This leaves us with citation number 3. And this, this slice of heaven, is where we go off the deep end. A quick search reveals that I am not the first to investigate this source as most of the top results are that of other people looking for the exact same thing. As it turns out, no one has been able to find a columnist by the name of Lisa Brigit Holst nor has anyone been able to locate a computer magazine by the title of PC Professional. At least not in the United States. So perhaps the magazine was published in another country. Sure enough, the given, middle and surname is of European origins. Using various online archives, catalogs and indexes I was able to locate five different magazines with either a similar title or with the exact same title published in a language other than English. There’s a magazine from the UK with the title PC Pro. But the first issue was published in November of 1994. I also found a magazine with the exact title of PC Professional but it was unfortunately written in an unsophisticated and unintelligible language known as Danish. The first issue was also published in 1997. A Swedish magazine, also with the exact same title of PC Professional published a grand total of what appears to be two issues- one in 1992 and one in 1993. The last two publications, one from Italy and one from Germany, seem to be the most likely candidates.

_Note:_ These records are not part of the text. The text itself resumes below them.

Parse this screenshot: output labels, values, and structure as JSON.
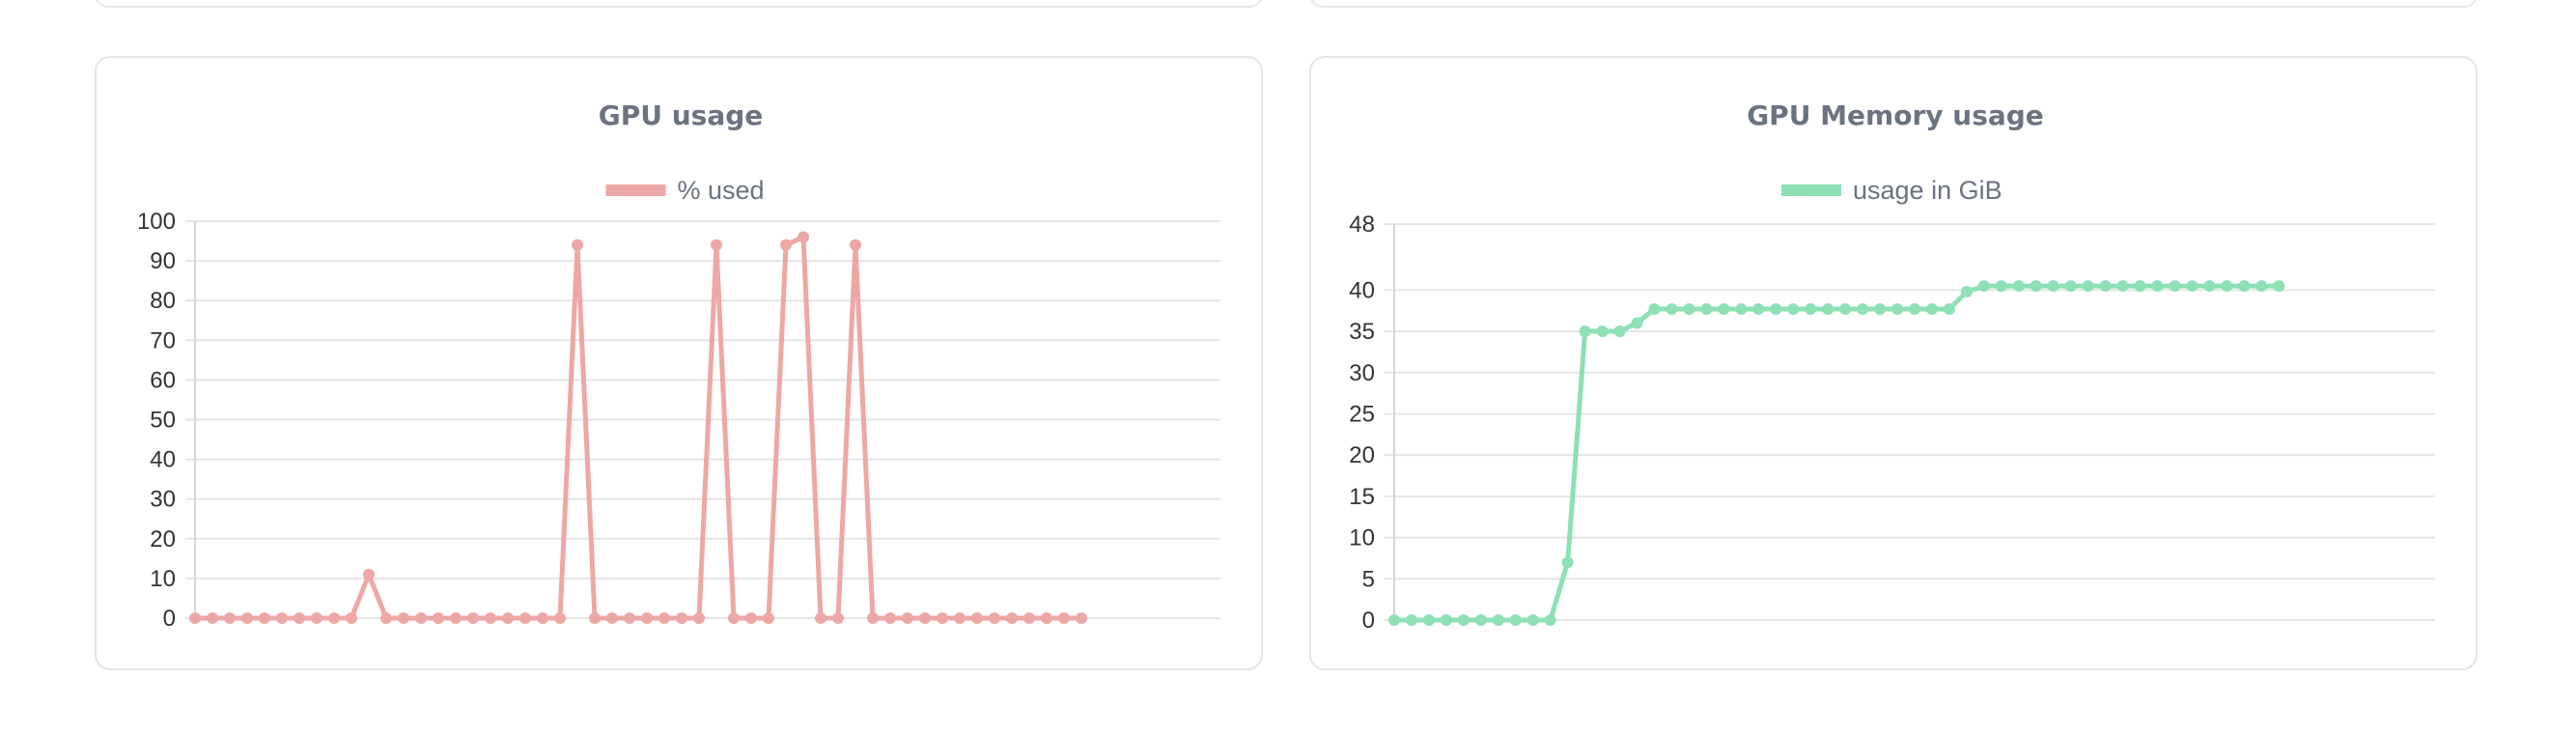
{
  "charts": [
    {
      "type": "line",
      "title": "GPU usage",
      "legend": "% used",
      "color": "#eda8a5",
      "ylim": [
        0,
        100
      ],
      "yticks": [
        0,
        10,
        20,
        30,
        40,
        50,
        60,
        70,
        80,
        90,
        100
      ],
      "x_count": 60,
      "values": [
        0,
        0,
        0,
        0,
        0,
        0,
        0,
        0,
        0,
        0,
        11,
        0,
        0,
        0,
        0,
        0,
        0,
        0,
        0,
        0,
        0,
        0,
        94,
        0,
        0,
        0,
        0,
        0,
        0,
        0,
        94,
        0,
        0,
        0,
        94,
        96,
        0,
        0,
        94,
        0,
        0,
        0,
        0,
        0,
        0,
        0,
        0,
        0,
        0,
        0,
        0,
        0
      ]
    },
    {
      "type": "line",
      "title": "GPU Memory usage",
      "legend": "usage in GiB",
      "color": "#8ee0b5",
      "ylim": [
        0,
        48
      ],
      "yticks": [
        0,
        5,
        10,
        15,
        20,
        25,
        30,
        35,
        40,
        48
      ],
      "x_count": 61,
      "values": [
        0,
        0,
        0,
        0,
        0,
        0,
        0,
        0,
        0,
        0,
        7,
        35,
        35,
        35,
        36,
        37.7,
        37.7,
        37.7,
        37.7,
        37.7,
        37.7,
        37.7,
        37.7,
        37.7,
        37.7,
        37.7,
        37.7,
        37.7,
        37.7,
        37.7,
        37.7,
        37.7,
        37.7,
        39.8,
        40.5,
        40.5,
        40.5,
        40.5,
        40.5,
        40.5,
        40.5,
        40.5,
        40.5,
        40.5,
        40.5,
        40.5,
        40.5,
        40.5,
        40.5,
        40.5,
        40.5,
        40.5
      ]
    }
  ]
}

Both are titled PC Professional in their respective languages, had a readership in the hundreds of thousands and have released monthly issues since 1991.

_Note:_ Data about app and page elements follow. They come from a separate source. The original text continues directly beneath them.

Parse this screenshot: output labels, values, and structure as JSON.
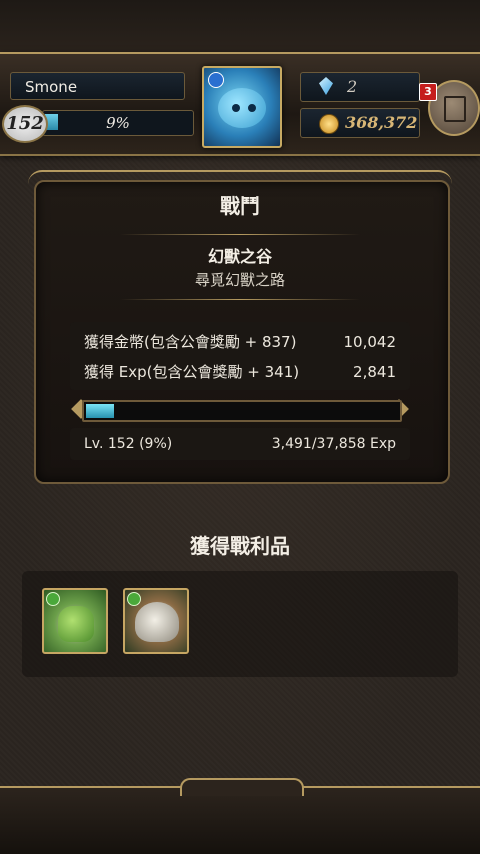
{
  "player": {
    "name": "Smone",
    "level": "152",
    "exp_percent_label": "9%",
    "exp_fraction": 0.09,
    "gems": "2",
    "coins": "368,372",
    "notifications": "3"
  },
  "battle": {
    "title": "戰鬥",
    "stage_name": "幻獸之谷",
    "stage_subtitle": "尋覓幻獸之路",
    "rewards": [
      {
        "label": "獲得金幣(包含公會獎勵 + 837)",
        "value": "10,042"
      },
      {
        "label": "獲得 Exp(包含公會獎勵 + 341)",
        "value": "2,841"
      }
    ],
    "progress_fraction": 0.09,
    "level_label": "Lv. 152 (9%)",
    "exp_total": "3,491/37,858 Exp"
  },
  "loot": {
    "title": "獲得戰利品",
    "items": [
      {
        "name": "green-dragon-card-icon",
        "attribute_color": "#4aa83a"
      },
      {
        "name": "wolf-card-icon",
        "attribute_color": "#4aa83a"
      }
    ]
  },
  "colors": {
    "accent_gold": "#b59a60",
    "exp_cyan": "#2892b0",
    "badge_red": "#c51d1d"
  }
}
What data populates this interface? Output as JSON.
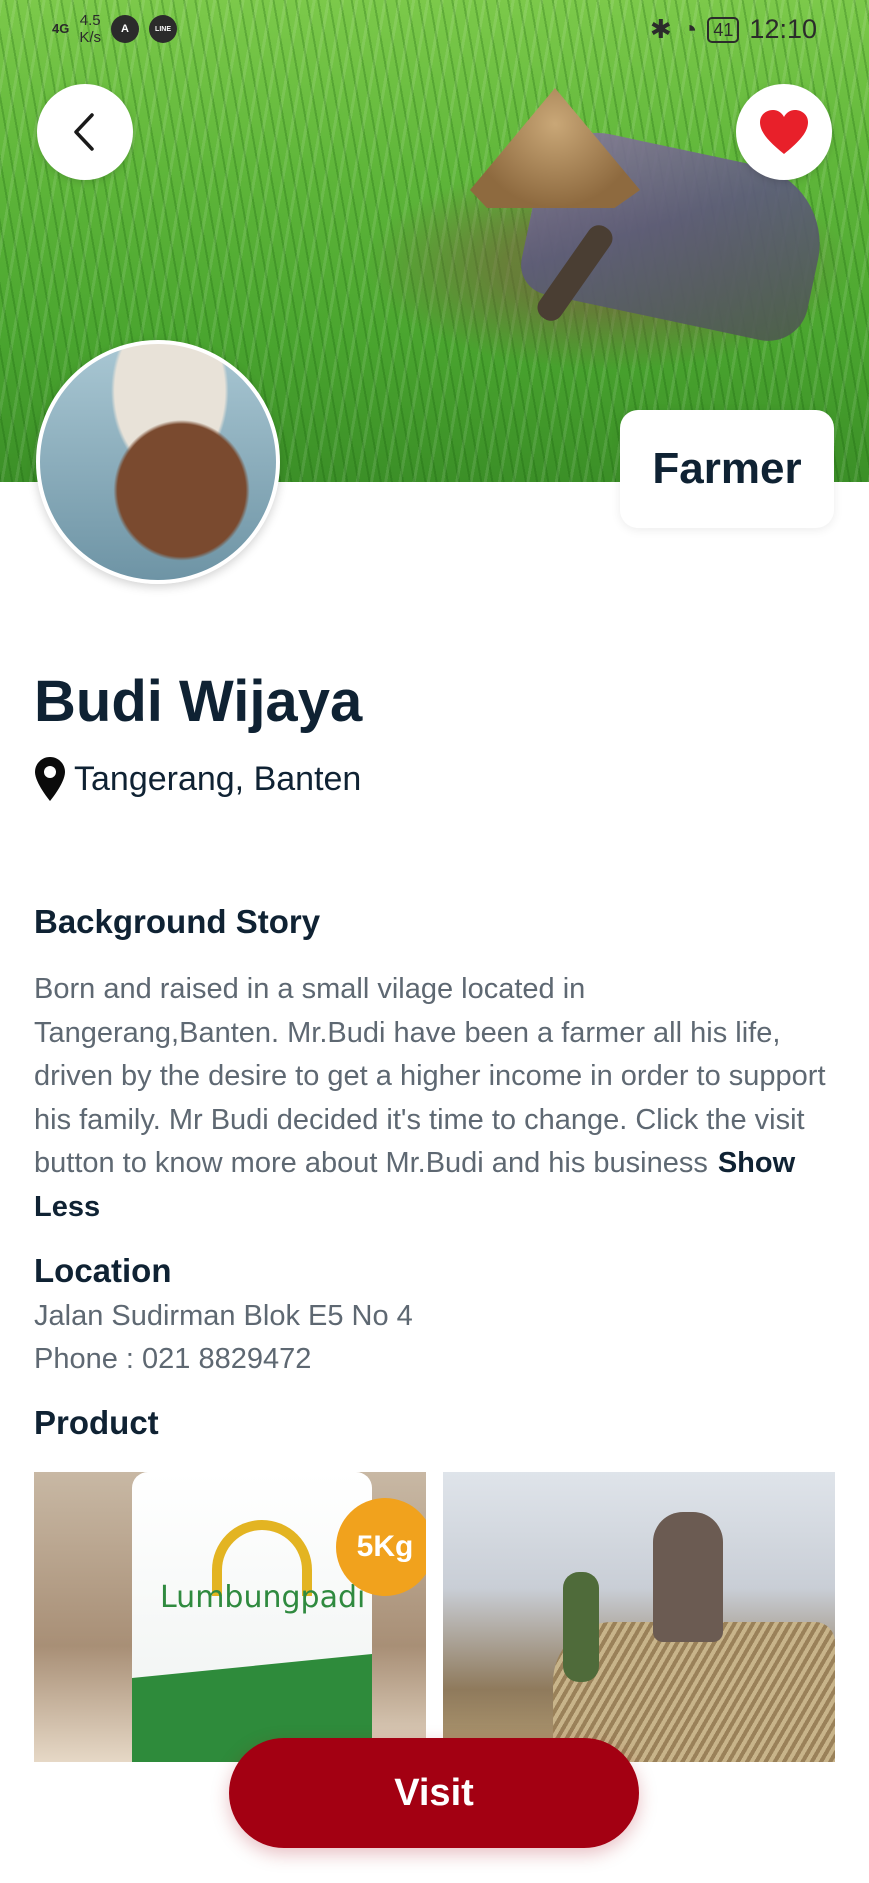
{
  "status_bar": {
    "network": "4G",
    "speed_value": "4.5",
    "speed_unit": "K/s",
    "app_icon_1": "A",
    "app_icon_2": "LINE",
    "battery": "41",
    "time": "12:10"
  },
  "hero": {
    "role_tag": "Farmer"
  },
  "profile": {
    "name": "Budi Wijaya",
    "location": "Tangerang, Banten"
  },
  "background_story": {
    "title": "Background Story",
    "text": "Born and raised in a small vilage located in Tangerang,Banten. Mr.Budi have been a farmer all his life, driven by the desire to get a higher income in order to support his family. Mr Budi decided it's time to change. Click the visit button to know more about Mr.Budi and his business",
    "toggle_label": "Show Less"
  },
  "location_section": {
    "title": "Location",
    "address": "Jalan Sudirman Blok E5 No 4",
    "phone": "Phone : 021 8829472"
  },
  "product_section": {
    "title": "Product",
    "product_1_brand": "Lumbungpadi",
    "product_1_badge": "5Kg"
  },
  "actions": {
    "visit_label": "Visit"
  },
  "colors": {
    "primary": "#a30012",
    "heading": "#0f2233",
    "body_text": "#5e6872",
    "favorite": "#e8202a"
  }
}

At this point, there was no doubt in my mind that the German magazine must contain the article for two main reasons. First, the surname Holst is Danish and German in origin and thus a really common surname in Germany to this very day. Second, the magazine is the official German version of PC Magazine which is of the most popular PC-oriented magazines in the United States. In fact PC Mag has mentioned its German sister publication on numerous occasions. Upon reading the page in question (page 71 of the January issue in 1993), no Lisa Holst, no spidery misconception, no nothing. And if this is not it, I highly doubt this article exists. I began to wonder if Snopes had, for whatever reason, intentionally provided incorrect information.
I then quickly found a Reddit post demonstrating how the name “Lisa Brigit Holst” is an anagram for “This Is A Big Troll.” Unless we are to believe that this perfect anagram is just a random coincidence, it would mean that Snopes has written a meta article about a made-up columnist who once wrote a made-up article about people’s willingness to accept false claims as the truth in order to expose people’s willingness to accept false claims as the truth. A bit convoluted? Sure. But oh did they succeed. Almost every mention of this urban legend since has been accompanied by this supposed origin story which is of course presented as the truth. When it actuality it may be as mythical as the myth it is attempting to dispel.